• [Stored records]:
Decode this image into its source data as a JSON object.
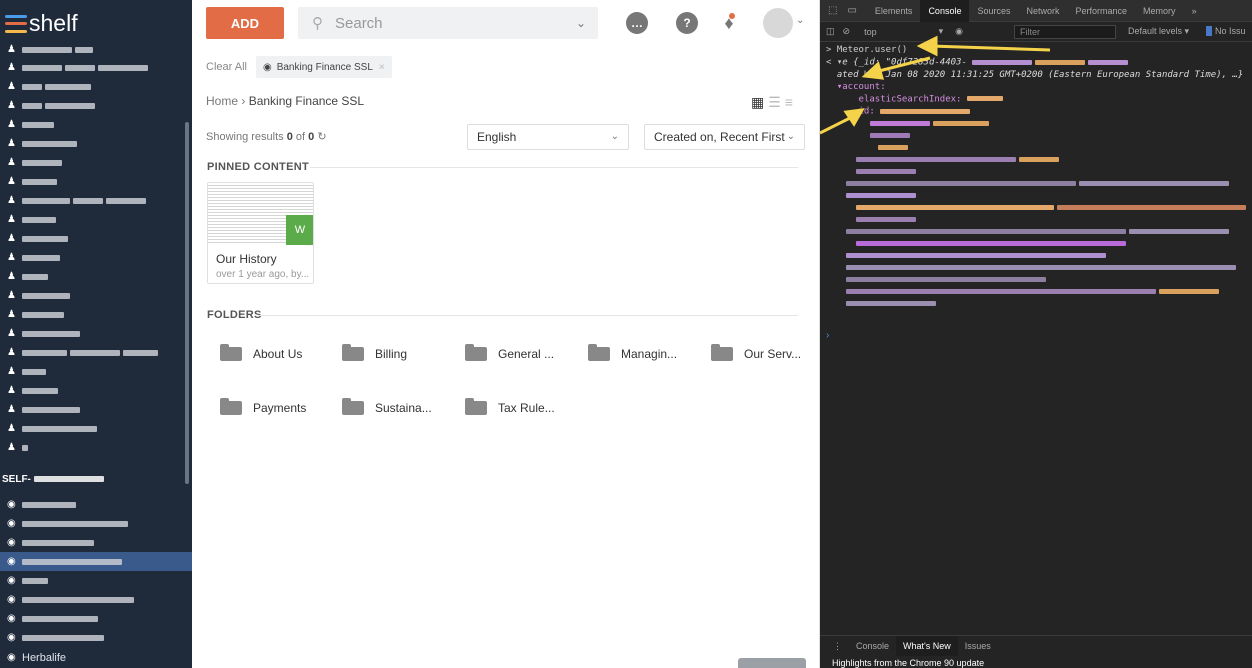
{
  "sidebar": {
    "logo_text": "shelf",
    "logo_colors": [
      "#4a9be8",
      "#e16c45",
      "#f2b84b"
    ],
    "section_heading": "SELF-",
    "last_item": "Herbalife"
  },
  "header": {
    "add_label": "ADD",
    "search_placeholder": "Search",
    "colors": {
      "accent": "#e16c45",
      "success": "#5cab4b"
    }
  },
  "filters": {
    "clear_all": "Clear All",
    "chip_label": "Banking Finance SSL"
  },
  "breadcrumb": {
    "home": "Home",
    "current": "Banking Finance SSL"
  },
  "results": {
    "prefix": "Showing results",
    "shown": "0",
    "of": "of",
    "total": "0",
    "language": "English",
    "sort": "Created on, Recent First"
  },
  "pinned": {
    "title": "PINNED CONTENT",
    "card_title": "Our History",
    "card_meta": "over 1 year ago, by..."
  },
  "folders": {
    "title": "FOLDERS",
    "items": [
      "About Us",
      "Billing",
      "General ...",
      "Managin...",
      "Our Serv...",
      "Payments",
      "Sustaina...",
      "Tax Rule..."
    ]
  },
  "devtools": {
    "tabs": [
      "Elements",
      "Console",
      "Sources",
      "Network",
      "Performance",
      "Memory"
    ],
    "more": "»",
    "context": "top",
    "filter_placeholder": "Filter",
    "levels": "Default levels ▾",
    "issues": "No Issu",
    "console": {
      "command": "Meteor.user()",
      "obj_start": "e {_id: \"0df7283d-4403-",
      "created_prefix": "ated",
      "created": "Wed Jan 08 2020 11:31:25 GMT+0200 (Eastern European Standard Time), …}",
      "account_key": "▾account:",
      "elastic_key": "elasticSearchIndex:",
      "id_key": "id:"
    },
    "drawer_tabs": [
      "Console",
      "What's New",
      "Issues"
    ],
    "drawer_text": "Highlights from the Chrome 90 update"
  }
}
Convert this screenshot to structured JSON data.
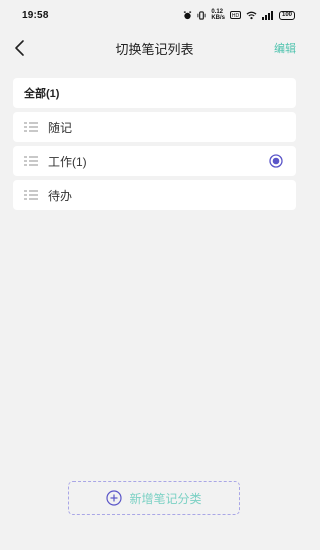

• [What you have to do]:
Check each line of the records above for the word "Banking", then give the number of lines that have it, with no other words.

• [Response to this task]:
2